= Task to carry out =
Return the records exactly, keeping every line as it is.

= Material shown =
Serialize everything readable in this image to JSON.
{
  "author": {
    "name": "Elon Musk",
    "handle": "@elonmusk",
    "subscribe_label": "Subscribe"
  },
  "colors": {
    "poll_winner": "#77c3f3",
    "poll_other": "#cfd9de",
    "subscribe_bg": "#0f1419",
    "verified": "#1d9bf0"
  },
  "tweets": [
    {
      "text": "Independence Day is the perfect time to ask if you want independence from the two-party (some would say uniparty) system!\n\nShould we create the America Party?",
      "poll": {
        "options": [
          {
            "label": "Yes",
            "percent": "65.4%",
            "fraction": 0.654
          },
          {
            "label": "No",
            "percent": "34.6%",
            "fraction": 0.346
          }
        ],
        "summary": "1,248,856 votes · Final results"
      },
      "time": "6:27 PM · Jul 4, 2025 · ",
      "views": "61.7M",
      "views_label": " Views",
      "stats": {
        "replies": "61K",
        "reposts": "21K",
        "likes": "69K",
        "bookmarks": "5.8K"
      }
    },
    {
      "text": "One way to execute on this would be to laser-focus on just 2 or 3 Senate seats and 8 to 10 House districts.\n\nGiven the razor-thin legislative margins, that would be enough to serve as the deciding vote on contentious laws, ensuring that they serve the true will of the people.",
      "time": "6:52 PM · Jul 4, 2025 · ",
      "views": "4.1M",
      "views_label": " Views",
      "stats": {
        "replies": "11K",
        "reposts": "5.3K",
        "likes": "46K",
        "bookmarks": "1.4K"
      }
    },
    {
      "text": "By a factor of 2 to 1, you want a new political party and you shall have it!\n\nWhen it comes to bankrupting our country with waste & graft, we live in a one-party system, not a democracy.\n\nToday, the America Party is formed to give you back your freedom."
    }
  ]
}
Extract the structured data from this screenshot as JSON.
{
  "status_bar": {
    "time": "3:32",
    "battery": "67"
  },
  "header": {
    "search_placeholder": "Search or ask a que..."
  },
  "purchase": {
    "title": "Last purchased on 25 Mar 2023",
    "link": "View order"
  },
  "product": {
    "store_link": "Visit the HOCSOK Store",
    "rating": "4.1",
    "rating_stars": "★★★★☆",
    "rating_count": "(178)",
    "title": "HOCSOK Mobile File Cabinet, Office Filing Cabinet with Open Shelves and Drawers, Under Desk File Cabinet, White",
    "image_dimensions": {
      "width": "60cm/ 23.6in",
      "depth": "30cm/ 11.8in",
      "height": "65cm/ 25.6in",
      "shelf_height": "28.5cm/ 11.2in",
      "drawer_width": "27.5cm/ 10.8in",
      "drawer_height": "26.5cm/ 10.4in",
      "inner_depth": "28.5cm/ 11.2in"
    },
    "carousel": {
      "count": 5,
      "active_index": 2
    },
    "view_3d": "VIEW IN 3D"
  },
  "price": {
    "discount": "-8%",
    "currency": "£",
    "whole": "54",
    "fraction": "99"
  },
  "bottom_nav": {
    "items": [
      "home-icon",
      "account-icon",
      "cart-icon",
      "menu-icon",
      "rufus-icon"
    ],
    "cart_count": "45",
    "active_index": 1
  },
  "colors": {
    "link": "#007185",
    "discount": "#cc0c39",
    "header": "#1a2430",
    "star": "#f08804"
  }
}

= Result of this exercise =
Serialize everything readable in this image to JSON.
{
  "author": {
    "name": "Elon Musk",
    "handle": "@elonmusk",
    "subscribe_label": "Subscribe"
  },
  "colors": {
    "poll_winner": "#77c3f3",
    "poll_other": "#cfd9de",
    "subscribe_bg": "#0f1419",
    "verified": "#1d9bf0"
  },
  "tweets": [
    {
      "text": "Independence Day is the perfect time to ask if you want independence from the two-party (some would say uniparty) system!\n\nShould we create the America Party?",
      "poll": {
        "options": [
          {
            "label": "Yes",
            "percent": "65.4%",
            "fraction": 0.654
          },
          {
            "label": "No",
            "percent": "34.6%",
            "fraction": 0.346
          }
        ],
        "summary": "1,248,856 votes · Final results"
      },
      "time": "6:27 PM · Jul 4, 2025 · ",
      "views": "61.7M",
      "views_label": " Views",
      "stats": {
        "replies": "61K",
        "reposts": "21K",
        "likes": "69K",
        "bookmarks": "5.8K"
      }
    },
    {
      "text": "One way to execute on this would be to laser-focus on just 2 or 3 Senate seats and 8 to 10 House districts.\n\nGiven the razor-thin legislative margins, that would be enough to serve as the deciding vote on contentious laws, ensuring that they serve the true will of the people.",
      "time": "6:52 PM · Jul 4, 2025 · ",
      "views": "4.1M",
      "views_label": " Views",
      "stats": {
        "replies": "11K",
        "reposts": "5.3K",
        "likes": "46K",
        "bookmarks": "1.4K"
      }
    },
    {
      "text": "By a factor of 2 to 1, you want a new political party and you shall have it!\n\nWhen it comes to bankrupting our country with waste & graft, we live in a one-party system, not a democracy.\n\nToday, the America Party is formed to give you back your freedom."
    }
  ]
}
Extract the structured data from this screenshot as JSON.
{
  "status_bar": {
    "time": "3:32",
    "battery": "67"
  },
  "header": {
    "search_placeholder": "Search or ask a que..."
  },
  "purchase": {
    "title": "Last purchased on 25 Mar 2023",
    "link": "View order"
  },
  "product": {
    "store_link": "Visit the HOCSOK Store",
    "rating": "4.1",
    "rating_stars": "★★★★☆",
    "rating_count": "(178)",
    "title": "HOCSOK Mobile File Cabinet, Office Filing Cabinet with Open Shelves and Drawers, Under Desk File Cabinet, White",
    "image_dimensions": {
      "width": "60cm/ 23.6in",
      "depth": "30cm/ 11.8in",
      "height": "65cm/ 25.6in",
      "shelf_height": "28.5cm/ 11.2in",
      "drawer_width": "27.5cm/ 10.8in",
      "drawer_height": "26.5cm/ 10.4in",
      "inner_depth": "28.5cm/ 11.2in"
    },
    "carousel": {
      "count": 5,
      "active_index": 2
    },
    "view_3d": "VIEW IN 3D"
  },
  "price": {
    "discount": "-8%",
    "currency": "£",
    "whole": "54",
    "fraction": "99"
  },
  "bottom_nav": {
    "items": [
      "home-icon",
      "account-icon",
      "cart-icon",
      "menu-icon",
      "rufus-icon"
    ],
    "cart_count": "45",
    "active_index": 1
  },
  "colors": {
    "link": "#007185",
    "discount": "#cc0c39",
    "header": "#1a2430",
    "star": "#f08804"
  }
}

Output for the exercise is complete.